Data to examine below:
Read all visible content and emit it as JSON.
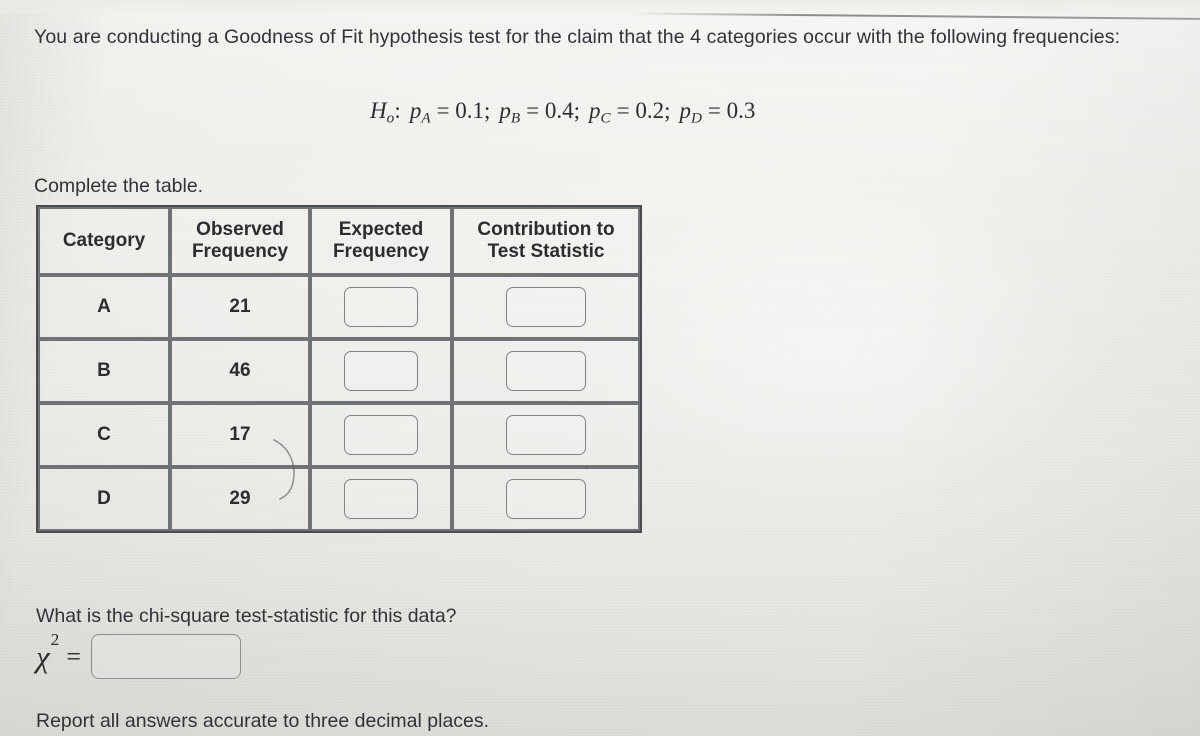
{
  "prompt": {
    "line1": "You are conducting a Goodness of Fit hypothesis test for the claim that the 4 categories occur with the",
    "line2": "following frequencies:"
  },
  "hypothesis": {
    "symbol": "H",
    "subscript": "o",
    "colon": ":",
    "terms": [
      {
        "p": "p",
        "sub": "A",
        "eq": "=",
        "value": "0.1",
        "sep": ";"
      },
      {
        "p": "p",
        "sub": "B",
        "eq": "=",
        "value": "0.4",
        "sep": ";"
      },
      {
        "p": "p",
        "sub": "C",
        "eq": "=",
        "value": "0.2",
        "sep": ";"
      },
      {
        "p": "p",
        "sub": "D",
        "eq": "=",
        "value": "0.3",
        "sep": ""
      }
    ],
    "plain_text": "Ho : pA = 0.1;  pB = 0.4;  pC = 0.2;  pD = 0.3"
  },
  "instructions": {
    "complete_table": "Complete the table.",
    "question": "What is the chi-square test-statistic for this data?",
    "report_note": "Report all answers accurate to three decimal places."
  },
  "table": {
    "headers": [
      "Category",
      "Observed Frequency",
      "Expected Frequency",
      "Contribution to Test Statistic"
    ],
    "header_lines": [
      [
        "Category"
      ],
      [
        "Observed",
        "Frequency"
      ],
      [
        "Expected",
        "Frequency"
      ],
      [
        "Contribution to",
        "Test Statistic"
      ]
    ],
    "rows": [
      {
        "category": "A",
        "observed": "21",
        "expected": "",
        "contribution": ""
      },
      {
        "category": "B",
        "observed": "46",
        "expected": "",
        "contribution": ""
      },
      {
        "category": "C",
        "observed": "17",
        "expected": "",
        "contribution": ""
      },
      {
        "category": "D",
        "observed": "29",
        "expected": "",
        "contribution": ""
      }
    ]
  },
  "chi_square": {
    "symbol": "χ",
    "exponent": "2",
    "equals": "=",
    "value": "",
    "placeholder": ""
  },
  "colors": {
    "page_background": "#f2f1ed",
    "text": "#30333a",
    "table_border": "#6f7276",
    "table_outer_border": "#4a4d50",
    "input_border": "#80848a"
  }
}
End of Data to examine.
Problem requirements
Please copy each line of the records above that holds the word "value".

The answer
        "value": "0.1",
        "value": "0.4",
        "value": "0.2",
        "value": "0.3",
    "value": "",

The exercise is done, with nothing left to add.